[Data about app and page elements]
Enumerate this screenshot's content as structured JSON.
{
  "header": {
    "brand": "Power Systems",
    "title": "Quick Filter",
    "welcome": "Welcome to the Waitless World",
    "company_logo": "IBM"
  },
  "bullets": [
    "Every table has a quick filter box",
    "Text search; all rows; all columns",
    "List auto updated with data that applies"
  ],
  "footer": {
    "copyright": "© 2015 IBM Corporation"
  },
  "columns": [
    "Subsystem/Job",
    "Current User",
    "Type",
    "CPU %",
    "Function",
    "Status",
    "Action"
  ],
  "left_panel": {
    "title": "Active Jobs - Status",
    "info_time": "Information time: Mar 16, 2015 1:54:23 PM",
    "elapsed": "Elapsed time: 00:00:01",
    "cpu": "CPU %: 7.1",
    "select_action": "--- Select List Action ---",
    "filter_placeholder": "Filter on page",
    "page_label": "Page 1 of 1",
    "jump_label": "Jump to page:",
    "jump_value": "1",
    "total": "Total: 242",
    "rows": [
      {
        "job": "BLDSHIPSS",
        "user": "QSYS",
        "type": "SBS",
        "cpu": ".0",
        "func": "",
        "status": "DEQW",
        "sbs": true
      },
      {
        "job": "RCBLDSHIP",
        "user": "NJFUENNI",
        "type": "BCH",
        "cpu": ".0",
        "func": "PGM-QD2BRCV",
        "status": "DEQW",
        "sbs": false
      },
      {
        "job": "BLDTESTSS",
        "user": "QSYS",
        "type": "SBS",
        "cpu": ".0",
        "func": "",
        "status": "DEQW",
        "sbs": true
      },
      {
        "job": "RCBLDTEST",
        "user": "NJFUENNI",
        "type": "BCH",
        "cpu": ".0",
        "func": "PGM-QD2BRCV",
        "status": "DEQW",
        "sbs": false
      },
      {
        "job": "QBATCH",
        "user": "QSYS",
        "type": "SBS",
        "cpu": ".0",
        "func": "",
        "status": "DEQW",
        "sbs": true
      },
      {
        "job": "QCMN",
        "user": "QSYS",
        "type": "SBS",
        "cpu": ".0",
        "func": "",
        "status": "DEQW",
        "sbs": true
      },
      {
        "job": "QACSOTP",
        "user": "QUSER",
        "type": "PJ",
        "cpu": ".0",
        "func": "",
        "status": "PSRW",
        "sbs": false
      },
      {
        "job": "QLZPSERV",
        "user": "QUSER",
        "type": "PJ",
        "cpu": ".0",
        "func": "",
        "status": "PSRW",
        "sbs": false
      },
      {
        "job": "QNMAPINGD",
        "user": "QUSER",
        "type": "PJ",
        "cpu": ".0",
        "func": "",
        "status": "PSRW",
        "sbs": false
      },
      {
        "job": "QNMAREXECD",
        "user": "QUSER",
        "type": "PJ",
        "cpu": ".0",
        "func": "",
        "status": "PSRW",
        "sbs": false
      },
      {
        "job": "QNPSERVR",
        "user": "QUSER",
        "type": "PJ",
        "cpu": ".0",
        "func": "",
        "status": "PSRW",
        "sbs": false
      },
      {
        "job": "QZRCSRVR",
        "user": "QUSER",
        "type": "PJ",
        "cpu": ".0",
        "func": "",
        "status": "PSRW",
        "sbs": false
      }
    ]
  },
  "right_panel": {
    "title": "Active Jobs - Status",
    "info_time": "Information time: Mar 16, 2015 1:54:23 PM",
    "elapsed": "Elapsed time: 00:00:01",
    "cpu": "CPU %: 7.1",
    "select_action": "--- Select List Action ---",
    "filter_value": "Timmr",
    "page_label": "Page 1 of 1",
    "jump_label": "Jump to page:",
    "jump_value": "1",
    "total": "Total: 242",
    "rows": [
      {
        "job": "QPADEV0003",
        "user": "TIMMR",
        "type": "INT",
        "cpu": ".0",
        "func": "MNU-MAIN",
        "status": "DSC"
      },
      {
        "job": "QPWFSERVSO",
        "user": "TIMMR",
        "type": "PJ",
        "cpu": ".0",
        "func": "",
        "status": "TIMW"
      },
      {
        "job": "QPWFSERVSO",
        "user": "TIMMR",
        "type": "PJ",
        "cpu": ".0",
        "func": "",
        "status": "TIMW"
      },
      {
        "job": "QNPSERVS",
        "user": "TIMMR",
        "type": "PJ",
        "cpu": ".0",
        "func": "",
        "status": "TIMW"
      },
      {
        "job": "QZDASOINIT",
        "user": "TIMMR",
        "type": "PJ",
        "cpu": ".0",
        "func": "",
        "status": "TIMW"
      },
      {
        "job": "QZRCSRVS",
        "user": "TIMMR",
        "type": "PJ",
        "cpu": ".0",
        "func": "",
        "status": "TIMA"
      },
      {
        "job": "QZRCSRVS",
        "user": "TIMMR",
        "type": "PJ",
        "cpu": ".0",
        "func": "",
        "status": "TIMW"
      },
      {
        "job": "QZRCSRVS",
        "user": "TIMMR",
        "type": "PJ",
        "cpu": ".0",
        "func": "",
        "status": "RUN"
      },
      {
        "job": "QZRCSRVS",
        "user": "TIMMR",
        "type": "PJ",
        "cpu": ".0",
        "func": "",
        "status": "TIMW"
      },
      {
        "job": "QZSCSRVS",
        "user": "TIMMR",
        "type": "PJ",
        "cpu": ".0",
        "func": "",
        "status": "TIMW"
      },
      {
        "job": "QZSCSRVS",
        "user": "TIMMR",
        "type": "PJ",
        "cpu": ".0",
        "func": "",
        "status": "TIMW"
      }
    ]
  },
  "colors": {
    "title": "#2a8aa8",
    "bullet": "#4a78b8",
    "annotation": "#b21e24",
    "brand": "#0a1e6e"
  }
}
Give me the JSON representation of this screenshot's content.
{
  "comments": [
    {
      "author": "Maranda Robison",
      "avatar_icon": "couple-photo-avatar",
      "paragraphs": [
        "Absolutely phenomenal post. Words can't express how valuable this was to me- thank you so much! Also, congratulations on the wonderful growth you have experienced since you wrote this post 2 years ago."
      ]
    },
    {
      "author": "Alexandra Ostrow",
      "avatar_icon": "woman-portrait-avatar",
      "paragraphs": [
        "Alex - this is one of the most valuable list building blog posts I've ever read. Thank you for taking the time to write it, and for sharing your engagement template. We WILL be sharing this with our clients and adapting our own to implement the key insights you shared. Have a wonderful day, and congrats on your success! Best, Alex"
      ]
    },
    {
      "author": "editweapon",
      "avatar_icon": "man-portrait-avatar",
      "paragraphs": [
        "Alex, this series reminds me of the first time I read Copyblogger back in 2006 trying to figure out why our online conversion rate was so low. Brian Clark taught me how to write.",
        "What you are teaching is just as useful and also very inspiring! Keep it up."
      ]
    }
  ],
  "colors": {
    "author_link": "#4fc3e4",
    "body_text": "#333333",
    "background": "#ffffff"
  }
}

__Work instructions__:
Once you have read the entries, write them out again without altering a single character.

__Solution to the exercise__:
Enumerate this screenshot's content as structured JSON.
{
  "header": {
    "brand": "Power Systems",
    "title": "Quick Filter",
    "welcome": "Welcome to the Waitless World",
    "company_logo": "IBM"
  },
  "bullets": [
    "Every table has a quick filter box",
    "Text search; all rows; all columns",
    "List auto updated with data that applies"
  ],
  "footer": {
    "copyright": "© 2015 IBM Corporation"
  },
  "columns": [
    "Subsystem/Job",
    "Current User",
    "Type",
    "CPU %",
    "Function",
    "Status",
    "Action"
  ],
  "left_panel": {
    "title": "Active Jobs - Status",
    "info_time": "Information time: Mar 16, 2015 1:54:23 PM",
    "elapsed": "Elapsed time: 00:00:01",
    "cpu": "CPU %: 7.1",
    "select_action": "--- Select List Action ---",
    "filter_placeholder": "Filter on page",
    "page_label": "Page 1 of 1",
    "jump_label": "Jump to page:",
    "jump_value": "1",
    "total": "Total: 242",
    "rows": [
      {
        "job": "BLDSHIPSS",
        "user": "QSYS",
        "type": "SBS",
        "cpu": ".0",
        "func": "",
        "status": "DEQW",
        "sbs": true
      },
      {
        "job": "RCBLDSHIP",
        "user": "NJFUENNI",
        "type": "BCH",
        "cpu": ".0",
        "func": "PGM-QD2BRCV",
        "status": "DEQW",
        "sbs": false
      },
      {
        "job": "BLDTESTSS",
        "user": "QSYS",
        "type": "SBS",
        "cpu": ".0",
        "func": "",
        "status": "DEQW",
        "sbs": true
      },
      {
        "job": "RCBLDTEST",
        "user": "NJFUENNI",
        "type": "BCH",
        "cpu": ".0",
        "func": "PGM-QD2BRCV",
        "status": "DEQW",
        "sbs": false
      },
      {
        "job": "QBATCH",
        "user": "QSYS",
        "type": "SBS",
        "cpu": ".0",
        "func": "",
        "status": "DEQW",
        "sbs": true
      },
      {
        "job": "QCMN",
        "user": "QSYS",
        "type": "SBS",
        "cpu": ".0",
        "func": "",
        "status": "DEQW",
        "sbs": true
      },
      {
        "job": "QACSOTP",
        "user": "QUSER",
        "type": "PJ",
        "cpu": ".0",
        "func": "",
        "status": "PSRW",
        "sbs": false
      },
      {
        "job": "QLZPSERV",
        "user": "QUSER",
        "type": "PJ",
        "cpu": ".0",
        "func": "",
        "status": "PSRW",
        "sbs": false
      },
      {
        "job": "QNMAPINGD",
        "user": "QUSER",
        "type": "PJ",
        "cpu": ".0",
        "func": "",
        "status": "PSRW",
        "sbs": false
      },
      {
        "job": "QNMAREXECD",
        "user": "QUSER",
        "type": "PJ",
        "cpu": ".0",
        "func": "",
        "status": "PSRW",
        "sbs": false
      },
      {
        "job": "QNPSERVR",
        "user": "QUSER",
        "type": "PJ",
        "cpu": ".0",
        "func": "",
        "status": "PSRW",
        "sbs": false
      },
      {
        "job": "QZRCSRVR",
        "user": "QUSER",
        "type": "PJ",
        "cpu": ".0",
        "func": "",
        "status": "PSRW",
        "sbs": false
      }
    ]
  },
  "right_panel": {
    "title": "Active Jobs - Status",
    "info_time": "Information time: Mar 16, 2015 1:54:23 PM",
    "elapsed": "Elapsed time: 00:00:01",
    "cpu": "CPU %: 7.1",
    "select_action": "--- Select List Action ---",
    "filter_value": "Timmr",
    "page_label": "Page 1 of 1",
    "jump_label": "Jump to page:",
    "jump_value": "1",
    "total": "Total: 242",
    "rows": [
      {
        "job": "QPADEV0003",
        "user": "TIMMR",
        "type": "INT",
        "cpu": ".0",
        "func": "MNU-MAIN",
        "status": "DSC"
      },
      {
        "job": "QPWFSERVSO",
        "user": "TIMMR",
        "type": "PJ",
        "cpu": ".0",
        "func": "",
        "status": "TIMW"
      },
      {
        "job": "QPWFSERVSO",
        "user": "TIMMR",
        "type": "PJ",
        "cpu": ".0",
        "func": "",
        "status": "TIMW"
      },
      {
        "job": "QNPSERVS",
        "user": "TIMMR",
        "type": "PJ",
        "cpu": ".0",
        "func": "",
        "status": "TIMW"
      },
      {
        "job": "QZDASOINIT",
        "user": "TIMMR",
        "type": "PJ",
        "cpu": ".0",
        "func": "",
        "status": "TIMW"
      },
      {
        "job": "QZRCSRVS",
        "user": "TIMMR",
        "type": "PJ",
        "cpu": ".0",
        "func": "",
        "status": "TIMA"
      },
      {
        "job": "QZRCSRVS",
        "user": "TIMMR",
        "type": "PJ",
        "cpu": ".0",
        "func": "",
        "status": "TIMW"
      },
      {
        "job": "QZRCSRVS",
        "user": "TIMMR",
        "type": "PJ",
        "cpu": ".0",
        "func": "",
        "status": "RUN"
      },
      {
        "job": "QZRCSRVS",
        "user": "TIMMR",
        "type": "PJ",
        "cpu": ".0",
        "func": "",
        "status": "TIMW"
      },
      {
        "job": "QZSCSRVS",
        "user": "TIMMR",
        "type": "PJ",
        "cpu": ".0",
        "func": "",
        "status": "TIMW"
      },
      {
        "job": "QZSCSRVS",
        "user": "TIMMR",
        "type": "PJ",
        "cpu": ".0",
        "func": "",
        "status": "TIMW"
      }
    ]
  },
  "colors": {
    "title": "#2a8aa8",
    "bullet": "#4a78b8",
    "annotation": "#b21e24",
    "brand": "#0a1e6e"
  }
}
Give me the JSON representation of this screenshot's content.
{
  "comments": [
    {
      "author": "Maranda Robison",
      "avatar_icon": "couple-photo-avatar",
      "paragraphs": [
        "Absolutely phenomenal post. Words can't express how valuable this was to me- thank you so much! Also, congratulations on the wonderful growth you have experienced since you wrote this post 2 years ago."
      ]
    },
    {
      "author": "Alexandra Ostrow",
      "avatar_icon": "woman-portrait-avatar",
      "paragraphs": [
        "Alex - this is one of the most valuable list building blog posts I've ever read. Thank you for taking the time to write it, and for sharing your engagement template. We WILL be sharing this with our clients and adapting our own to implement the key insights you shared. Have a wonderful day, and congrats on your success! Best, Alex"
      ]
    },
    {
      "author": "editweapon",
      "avatar_icon": "man-portrait-avatar",
      "paragraphs": [
        "Alex, this series reminds me of the first time I read Copyblogger back in 2006 trying to figure out why our online conversion rate was so low. Brian Clark taught me how to write.",
        "What you are teaching is just as useful and also very inspiring! Keep it up."
      ]
    }
  ],
  "colors": {
    "author_link": "#4fc3e4",
    "body_text": "#333333",
    "background": "#ffffff"
  }
}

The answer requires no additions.